■ **Exercise description**
Present the count of lines in the entries below that hold "underline", and present nothing else.

■ **Data section**
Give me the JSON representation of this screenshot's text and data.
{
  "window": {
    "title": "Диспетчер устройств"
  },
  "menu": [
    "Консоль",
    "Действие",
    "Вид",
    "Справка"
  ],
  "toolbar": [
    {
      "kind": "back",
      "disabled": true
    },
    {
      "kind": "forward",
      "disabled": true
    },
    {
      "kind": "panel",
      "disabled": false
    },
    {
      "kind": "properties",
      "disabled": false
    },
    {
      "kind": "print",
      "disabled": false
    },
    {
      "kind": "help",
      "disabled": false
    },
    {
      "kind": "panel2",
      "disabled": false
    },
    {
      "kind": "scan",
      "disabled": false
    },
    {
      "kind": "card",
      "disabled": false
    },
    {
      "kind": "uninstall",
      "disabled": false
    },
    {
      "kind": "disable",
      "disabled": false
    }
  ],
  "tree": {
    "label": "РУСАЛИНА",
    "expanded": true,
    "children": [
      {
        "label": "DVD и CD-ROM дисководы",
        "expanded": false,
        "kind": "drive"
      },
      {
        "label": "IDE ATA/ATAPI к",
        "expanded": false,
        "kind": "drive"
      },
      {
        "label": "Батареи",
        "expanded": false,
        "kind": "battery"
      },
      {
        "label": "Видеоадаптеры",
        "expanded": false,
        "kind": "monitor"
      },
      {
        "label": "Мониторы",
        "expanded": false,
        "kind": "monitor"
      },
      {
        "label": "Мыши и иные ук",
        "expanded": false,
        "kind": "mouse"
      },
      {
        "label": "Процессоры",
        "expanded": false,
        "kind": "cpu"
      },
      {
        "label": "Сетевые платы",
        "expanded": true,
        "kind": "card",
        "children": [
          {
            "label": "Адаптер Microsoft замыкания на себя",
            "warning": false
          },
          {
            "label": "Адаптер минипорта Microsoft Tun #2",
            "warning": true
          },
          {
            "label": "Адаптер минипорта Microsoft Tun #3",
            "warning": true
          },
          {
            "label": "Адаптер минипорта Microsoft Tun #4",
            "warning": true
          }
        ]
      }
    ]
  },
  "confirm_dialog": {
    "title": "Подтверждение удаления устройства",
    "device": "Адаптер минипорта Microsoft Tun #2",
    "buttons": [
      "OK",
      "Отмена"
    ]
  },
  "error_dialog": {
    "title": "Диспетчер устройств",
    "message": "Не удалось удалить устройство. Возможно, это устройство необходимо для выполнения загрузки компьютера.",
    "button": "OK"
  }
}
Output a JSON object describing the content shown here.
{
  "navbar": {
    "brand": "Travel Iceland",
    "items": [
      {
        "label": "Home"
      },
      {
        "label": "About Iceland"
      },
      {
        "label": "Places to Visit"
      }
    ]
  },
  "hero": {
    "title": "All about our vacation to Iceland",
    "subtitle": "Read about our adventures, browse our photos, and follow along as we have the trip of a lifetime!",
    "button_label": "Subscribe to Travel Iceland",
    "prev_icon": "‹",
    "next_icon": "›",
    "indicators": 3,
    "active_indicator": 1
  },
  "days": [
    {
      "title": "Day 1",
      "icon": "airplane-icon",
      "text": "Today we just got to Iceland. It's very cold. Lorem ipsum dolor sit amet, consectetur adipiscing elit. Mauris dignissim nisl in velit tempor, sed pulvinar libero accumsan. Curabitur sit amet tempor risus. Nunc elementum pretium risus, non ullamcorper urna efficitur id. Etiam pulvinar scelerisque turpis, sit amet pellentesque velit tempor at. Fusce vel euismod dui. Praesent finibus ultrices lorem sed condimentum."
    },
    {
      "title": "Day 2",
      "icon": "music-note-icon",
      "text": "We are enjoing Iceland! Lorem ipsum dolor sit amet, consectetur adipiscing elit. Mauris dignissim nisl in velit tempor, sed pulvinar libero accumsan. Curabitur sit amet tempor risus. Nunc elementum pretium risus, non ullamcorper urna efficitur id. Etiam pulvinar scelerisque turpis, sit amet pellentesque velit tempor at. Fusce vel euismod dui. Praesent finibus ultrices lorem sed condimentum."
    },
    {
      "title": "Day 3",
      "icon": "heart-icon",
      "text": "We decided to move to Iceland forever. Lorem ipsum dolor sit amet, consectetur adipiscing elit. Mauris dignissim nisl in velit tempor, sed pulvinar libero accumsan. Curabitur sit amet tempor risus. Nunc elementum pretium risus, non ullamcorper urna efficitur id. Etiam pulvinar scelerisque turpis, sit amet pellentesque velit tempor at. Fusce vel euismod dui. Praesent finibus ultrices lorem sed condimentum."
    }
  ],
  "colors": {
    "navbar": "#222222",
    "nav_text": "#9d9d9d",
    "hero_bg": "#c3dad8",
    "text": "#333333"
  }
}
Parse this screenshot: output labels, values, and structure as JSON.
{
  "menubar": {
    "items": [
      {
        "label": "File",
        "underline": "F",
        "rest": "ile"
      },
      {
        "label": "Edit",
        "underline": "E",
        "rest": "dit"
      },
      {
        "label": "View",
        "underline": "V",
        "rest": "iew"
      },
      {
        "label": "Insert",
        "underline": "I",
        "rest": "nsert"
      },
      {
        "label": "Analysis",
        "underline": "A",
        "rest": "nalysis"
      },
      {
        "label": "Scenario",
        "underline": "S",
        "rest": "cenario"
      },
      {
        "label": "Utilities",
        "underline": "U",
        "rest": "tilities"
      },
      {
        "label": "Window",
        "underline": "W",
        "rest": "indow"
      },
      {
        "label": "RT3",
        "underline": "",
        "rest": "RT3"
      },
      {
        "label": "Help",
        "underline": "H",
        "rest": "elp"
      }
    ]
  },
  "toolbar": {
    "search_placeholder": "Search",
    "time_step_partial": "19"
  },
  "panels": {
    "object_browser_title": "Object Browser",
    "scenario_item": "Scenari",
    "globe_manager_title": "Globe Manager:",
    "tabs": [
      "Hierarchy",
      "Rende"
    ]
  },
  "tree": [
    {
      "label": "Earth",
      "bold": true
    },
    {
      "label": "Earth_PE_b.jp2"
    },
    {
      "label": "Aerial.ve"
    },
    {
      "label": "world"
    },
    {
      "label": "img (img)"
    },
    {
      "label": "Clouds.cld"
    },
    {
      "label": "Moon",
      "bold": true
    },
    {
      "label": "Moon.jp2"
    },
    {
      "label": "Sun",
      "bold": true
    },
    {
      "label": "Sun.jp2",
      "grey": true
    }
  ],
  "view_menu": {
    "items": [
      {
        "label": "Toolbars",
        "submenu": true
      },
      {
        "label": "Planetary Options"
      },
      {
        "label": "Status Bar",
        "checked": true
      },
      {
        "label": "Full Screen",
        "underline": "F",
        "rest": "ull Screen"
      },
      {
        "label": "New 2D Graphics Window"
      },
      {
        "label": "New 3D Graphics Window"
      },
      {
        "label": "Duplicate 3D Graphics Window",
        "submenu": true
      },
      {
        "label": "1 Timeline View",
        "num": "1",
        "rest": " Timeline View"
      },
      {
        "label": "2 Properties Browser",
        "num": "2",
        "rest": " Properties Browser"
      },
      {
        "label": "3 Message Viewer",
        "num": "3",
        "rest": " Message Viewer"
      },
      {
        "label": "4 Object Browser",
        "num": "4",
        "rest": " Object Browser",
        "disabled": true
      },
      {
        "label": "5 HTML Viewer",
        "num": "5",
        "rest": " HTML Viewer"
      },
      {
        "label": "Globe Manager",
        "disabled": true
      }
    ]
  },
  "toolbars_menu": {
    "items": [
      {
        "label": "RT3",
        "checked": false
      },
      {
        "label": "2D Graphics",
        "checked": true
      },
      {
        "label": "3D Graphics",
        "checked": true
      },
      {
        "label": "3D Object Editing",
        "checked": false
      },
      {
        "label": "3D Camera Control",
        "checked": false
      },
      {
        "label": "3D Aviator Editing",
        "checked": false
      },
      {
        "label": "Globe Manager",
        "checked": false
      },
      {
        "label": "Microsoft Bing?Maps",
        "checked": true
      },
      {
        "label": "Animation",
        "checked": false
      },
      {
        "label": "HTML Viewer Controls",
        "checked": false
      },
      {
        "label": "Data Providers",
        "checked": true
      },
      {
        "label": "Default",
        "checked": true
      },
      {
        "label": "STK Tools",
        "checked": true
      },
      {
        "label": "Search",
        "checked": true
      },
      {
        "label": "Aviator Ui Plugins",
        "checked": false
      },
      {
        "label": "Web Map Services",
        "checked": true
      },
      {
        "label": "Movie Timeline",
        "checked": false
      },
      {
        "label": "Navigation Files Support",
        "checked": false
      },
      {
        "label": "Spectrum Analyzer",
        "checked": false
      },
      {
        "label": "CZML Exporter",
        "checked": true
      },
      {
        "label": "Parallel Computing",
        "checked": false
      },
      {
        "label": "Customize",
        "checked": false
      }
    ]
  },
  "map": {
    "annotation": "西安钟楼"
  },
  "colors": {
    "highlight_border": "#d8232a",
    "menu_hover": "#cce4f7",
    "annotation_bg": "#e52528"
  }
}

■ **Output**
11